Bill Y (Cherokee; anth dept. alum), looks at the Grace N. photos loaned by Frank L. Bill is one of my former students, for whom I wrote letters of rec for OU's NAS grad program. He is done with his residency and supposedly
working on the thesis. Former OU professor, Clara Sue K (Choctaw) is also in this photo--way at the other end of the gallery, looking my way.
This exhibit was designed to complement a symposium on campus. Hence, the opening night reception, which TH funded out of an oral/public history program account where he stashes PI funds from his oral history contracts, was restricted to only symposium participants (speakers, guests, exhibit participants). It was lots of fun and did allow for some chatting and visiting on a more intimate level as the guest of honor wished. It was also early enough in the evening to tease pre-dinner appetites (maybe it WAS dinner for a few starving students, though). We'll have another opening on April 17th to which the broader campus community is invited. That'll be funded by me and my oven--no pot-stickers, baked brie, bruschetta etc. BUT, it will be equally tasty and relatively easy--brownies, cookies, and so forth. I'm hoping that lots of students from anthro and NAS will come.
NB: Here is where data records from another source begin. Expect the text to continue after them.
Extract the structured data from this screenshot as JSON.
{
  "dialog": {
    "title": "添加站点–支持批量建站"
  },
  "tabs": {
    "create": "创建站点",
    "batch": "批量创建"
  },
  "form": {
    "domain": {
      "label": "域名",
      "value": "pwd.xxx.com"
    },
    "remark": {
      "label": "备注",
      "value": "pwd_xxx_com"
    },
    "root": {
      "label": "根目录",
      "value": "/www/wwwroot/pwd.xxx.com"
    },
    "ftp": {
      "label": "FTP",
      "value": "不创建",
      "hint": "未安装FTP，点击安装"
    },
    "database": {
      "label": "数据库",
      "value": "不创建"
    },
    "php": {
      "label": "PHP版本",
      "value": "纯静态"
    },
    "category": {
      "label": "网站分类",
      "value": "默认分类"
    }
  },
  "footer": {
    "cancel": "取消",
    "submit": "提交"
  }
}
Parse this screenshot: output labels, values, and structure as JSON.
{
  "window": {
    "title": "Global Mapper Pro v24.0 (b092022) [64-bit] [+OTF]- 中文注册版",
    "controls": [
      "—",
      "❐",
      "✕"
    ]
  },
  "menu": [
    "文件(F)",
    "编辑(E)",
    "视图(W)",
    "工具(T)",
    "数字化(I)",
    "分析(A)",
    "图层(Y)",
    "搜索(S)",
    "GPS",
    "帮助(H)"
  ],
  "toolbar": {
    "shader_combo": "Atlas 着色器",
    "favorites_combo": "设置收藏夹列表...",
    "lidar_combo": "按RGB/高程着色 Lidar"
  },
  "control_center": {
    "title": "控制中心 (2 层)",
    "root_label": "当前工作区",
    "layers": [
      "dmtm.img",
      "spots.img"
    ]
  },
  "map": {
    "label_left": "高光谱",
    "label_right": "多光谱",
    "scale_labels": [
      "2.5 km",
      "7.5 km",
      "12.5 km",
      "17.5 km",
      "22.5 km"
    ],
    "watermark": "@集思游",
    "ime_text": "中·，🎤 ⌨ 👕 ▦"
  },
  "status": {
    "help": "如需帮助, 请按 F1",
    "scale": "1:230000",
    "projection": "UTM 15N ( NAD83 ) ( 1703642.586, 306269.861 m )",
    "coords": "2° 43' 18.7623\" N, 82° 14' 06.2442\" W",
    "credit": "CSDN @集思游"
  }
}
Meanwhile, here are a few pictures (I was actually so relaxed and inspired by all the speakers of that day that I was talking and enjoying myself and forgot, until the last 30 minutes or so, to take pictures.) Mind you, I was enjoying myself despite the fact that my iPhone had just gone missing and I (correctly) assumed it had been stolen. So, that's how happy I was to be done with this exhibit and excited by the talks I'd been hearing all day. (I bought a new iPhone two days later. I'm just chalking that $350.00 up to the overall cost of the exhibit, because it was stolen off a plinth near the doorway to the museum where I stupidly left it for TWO seconds while the caterers were setting up and I needed to run in back and grab a pamphlet for someone. I cannot even muster too much anger about it, that's how overworked I am this semester. I have a passcode on my new one so it'll be absolutely useless to theives--as is the old one, now).
Here he is again, posing with his other photos, his late dad's hammer, and his Cherokee Nation license plate, which is screwing with the flash and automatic light meter on my camera (clearly the reflective paint works well on dark highways).
And here is CR, the guest of honor, in front of the wall where he and his Choctaw ancestors are featured. On the columns flanking this wall, I reproduced the long list of Mississippi Choctaw removed in 1903 (the second removal), drawing a tape-line between his grandmother and great-grandmother's photos and the listing of their names and ages and the county from which they were removed. What a poignant story his is. I hope students who look at this exhibit learn something. I hope it helps to materialize Indian removal and survivance on some level. For most students, this process of ethnocide is just some lines in a textbook. Two cases feature other aspects of his youth and grad/professional career.
One of the emeritus professors from CR's Department, along with the brother of one of the exhibit participants, read about CR's story.
Famous Choctaw historian Dave E chats with...
AS (Amah Mutson Ohlone) talks to CB about the personal objects and photos he contributed to the show.
These two came late to the reception with their families and proceeded to enjoy the fruit and cheese, which everyone else had sort of abandoned. The little girl on the right was in utero when I worked at the nearby tribal college. Time. Flies.